From Sderot to Qalandiya: A possible path to peace
I’ve just returned from a brief trip to Sderot, touring the city and meeting the people there. Speaking with families who, only days ago, were forced into bunkers with their babies and toddlers, I felt the awful cost of the Israeli-Palestinian conflict more potently than I ever have before. The Gaza Strip is less than a mile away from Sderot, and residents have 15 seconds to grab their children and make it to the nearest bomb shelter.
I think all sides must face the reality that this corrosive status quo cannot continue. Hawk or dove, Palestinian or Israeli, right-wing Jew or left-wing Jew — it is imperative that we find solutions to this complex and deep-rooted problem.
Now, it is absolutely true that some parts of the conflict will be much more difficult to resolve than others. Sadly for Sderot, the situation in Gaza may be last on the list. Hoping and acting for peace does not require us to be naive. For now, Gaza is too infested with terrorism and the values of violence to be fertile soil for peace. It is likely that only a complete paradigm shift in the geopolitical tenor of the region will allow for lasting change.
But it is wrong to characterize the entire Israeli-Palestinian problem by its most challenging conflict zones. The fact is that neither the hawkish demand for extreme security, nor the dovish hopes for absolutely free movement are the best solution for the entire region. It is imperative that we look for areas where we can come together and seek improvement in the status quo for all involved.
It is vital that Israel maintain the integrity of its security, keeping its citizens safe from terror. But in many cases, conditions can be changed so that security is maintained in a dignified and “as painless as possible” process for Palestinians.

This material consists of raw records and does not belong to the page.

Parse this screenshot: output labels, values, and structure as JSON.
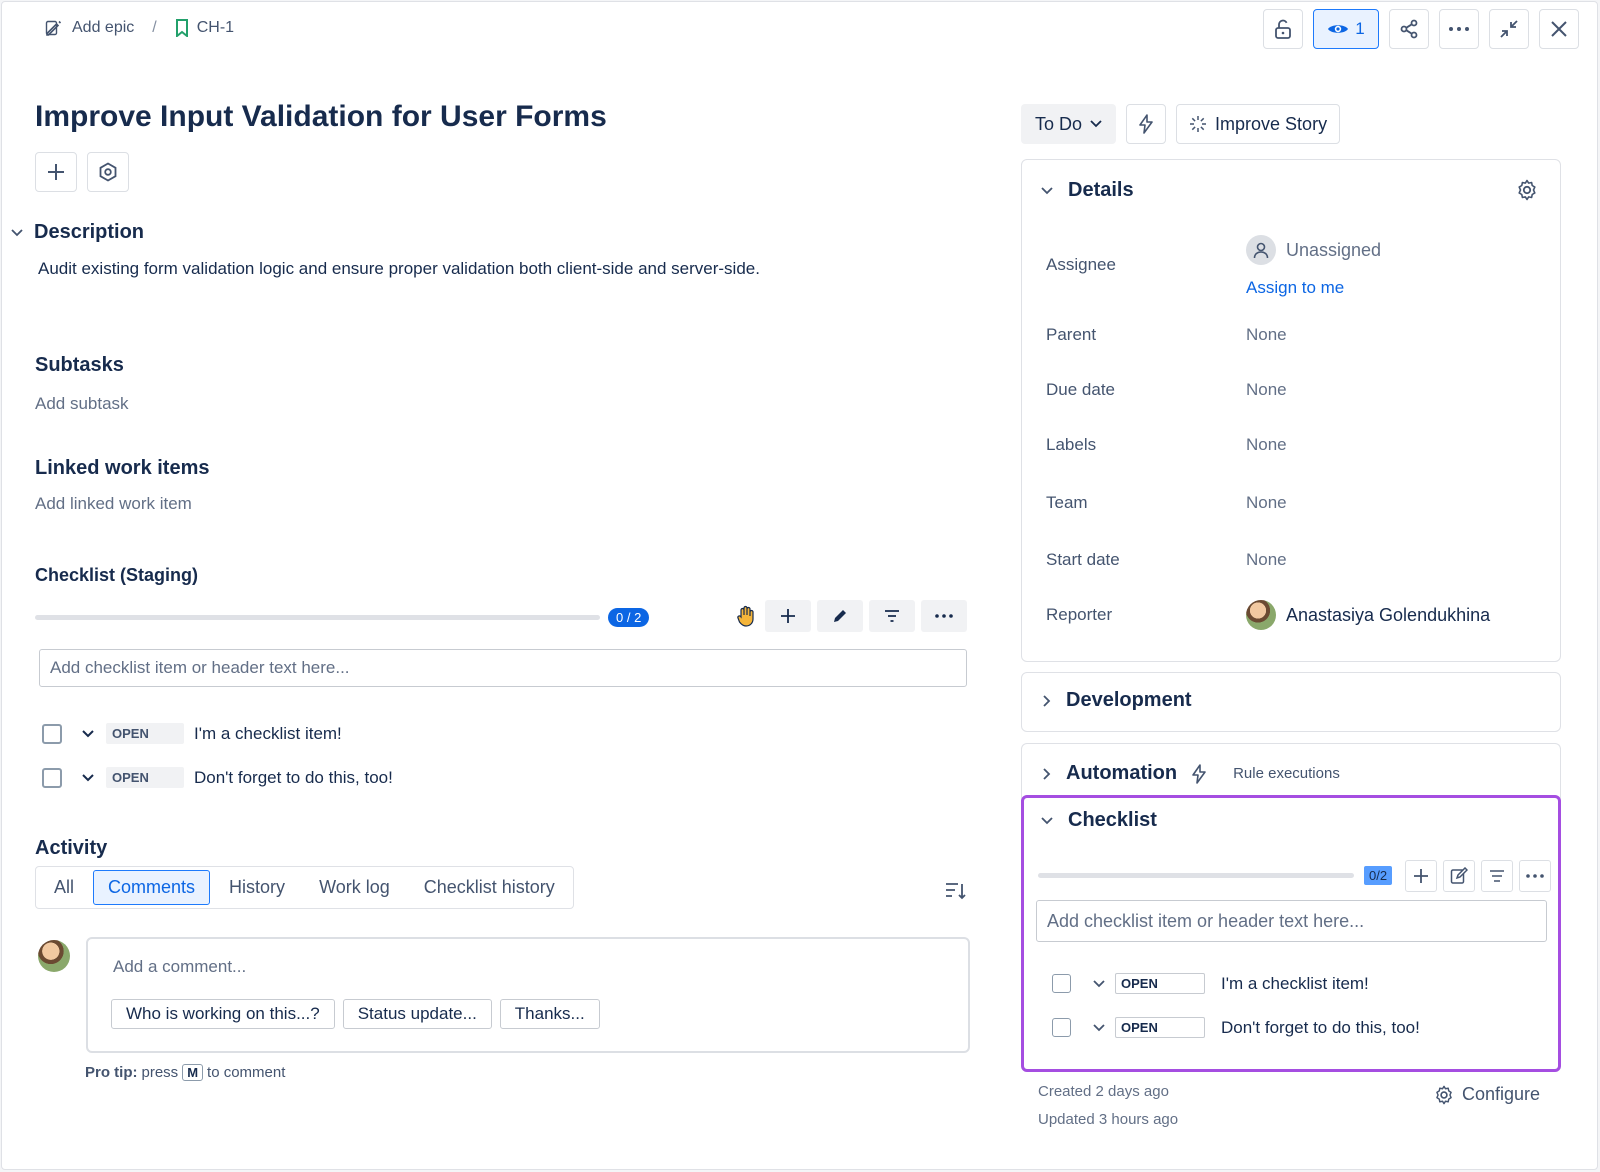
{
  "breadcrumb": {
    "add_epic": "Add epic",
    "separator": "/",
    "issue_key": "CH-1"
  },
  "top_actions": {
    "watch_count": "1"
  },
  "issue": {
    "title": "Improve Input Validation for User Forms",
    "description_heading": "Description",
    "description": "Audit existing form validation logic and ensure proper validation both client-side and server-side."
  },
  "subtasks": {
    "heading": "Subtasks",
    "add": "Add subtask"
  },
  "linked": {
    "heading": "Linked work items",
    "add": "Add linked work item"
  },
  "checklist_staging": {
    "heading": "Checklist (Staging)",
    "progress_label": "0 / 2",
    "progress_fraction": 0,
    "placeholder": "Add checklist item or header text here...",
    "items": [
      {
        "status": "OPEN",
        "text": "I'm a checklist item!"
      },
      {
        "status": "OPEN",
        "text": "Don't forget to do this, too!"
      }
    ]
  },
  "activity": {
    "heading": "Activity",
    "tabs": [
      "All",
      "Comments",
      "History",
      "Work log",
      "Checklist history"
    ],
    "active_tab": "Comments",
    "comment_placeholder": "Add a comment...",
    "quick_replies": [
      "Who is working on this...?",
      "Status update...",
      "Thanks..."
    ],
    "pro_tip_label": "Pro tip:",
    "pro_tip_pre": "press",
    "pro_tip_key": "M",
    "pro_tip_post": "to comment"
  },
  "status_bar": {
    "status": "To Do",
    "improve": "Improve Story"
  },
  "details": {
    "title": "Details",
    "assignee_label": "Assignee",
    "assignee_value": "Unassigned",
    "assign_to_me": "Assign to me",
    "parent_label": "Parent",
    "parent_value": "None",
    "due_label": "Due date",
    "due_value": "None",
    "labels_label": "Labels",
    "labels_value": "None",
    "team_label": "Team",
    "team_value": "None",
    "start_label": "Start date",
    "start_value": "None",
    "reporter_label": "Reporter",
    "reporter_value": "Anastasiya Golendukhina"
  },
  "development": {
    "title": "Development"
  },
  "automation": {
    "title": "Automation",
    "rule_executions": "Rule executions"
  },
  "checklist_panel": {
    "title": "Checklist",
    "progress_label": "0/2",
    "progress_fraction": 0,
    "placeholder": "Add checklist item or header text here...",
    "items": [
      {
        "status": "OPEN",
        "text": "I'm a checklist item!"
      },
      {
        "status": "OPEN",
        "text": "Don't forget to do this, too!"
      }
    ],
    "highlight_color": "#a54ee1"
  },
  "footer": {
    "created": "Created 2 days ago",
    "updated": "Updated 3 hours ago",
    "configure": "Configure"
  }
}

The security checkpoint in Qalandiya is a powerful example of this. I visited the original checkpoint when I attended Yona Shem-Tov’s Encounter program, which introduces American Jewish leaders to various Palestinians who share a bit about their life and their experiences.
Please believe me when I say that the conditions there were awful. The people who passed through (most of whom were heading to their jobs in Israel) faced hours of waiting in lines every day. There were no bathroom facilities and no water. When I left Qalandiya, all I could think was, “This cannot continue.” We need the checkpoints, yes; but there is no need for the experience of using them to be so difficult.
Very recently, a new checkpoint was opened in place of the old. The facilities are large, modern, and clean. A process that once took hours now takes minutes, using biometric permits to ensure that security is not compromised. The new Qalandiya Crossing represents a massive improvement for Palestinians and Israelis alike.
Not everyone sees it this way. Some Palestinian activists reject the new facility on the grounds that the checkpoint exists at all. Some Israeli security-hawks object to money spent on changing necessary infrastructure. Others refuse to recognize this as a positive step taken by Prime Minister Netanyahu, preferring to stick to constant criticism of his government.
But if you can’t see and acknowledge the new checkpoint as a positive step, I must wonder if you truly want peace. You don’t have to feel it is sufficient. But ignoring the progress — and not genuinely crediting the prime minister — will only exacerbate the hyper-polarization that makes this conflict so difficult to address.
Extremes on both sides can find reasons to be unhappy, but if there is truly the desire for a peaceful resolution, the new Qalandiya checkpoint calls for bilateral praise. While it is worthwhile to understand both sides’ objections, we all need to find the capacity to celebrate this kind of victory — an unambiguous improvement in circumstances, for all that it exists in a very imperfect reality. We can’t reject this with suspicion or on principle. We can’t allow the perfect to be the enemy of the good. It is precisely this kind of small but effective good that paves the long, difficult road to peace.
Let’s celebrate the improvement of the Qalandiya checkpoint. Let’s express gratitude to the people who made it happen, regardless of our support for their other political decisions. Let’s interrogate our tactics, while also supporting those living under terror. Do these things seem contradictory? Maybe. But they can and must exist together, at least until we can change the failing status quo, and make it so they no longer need to.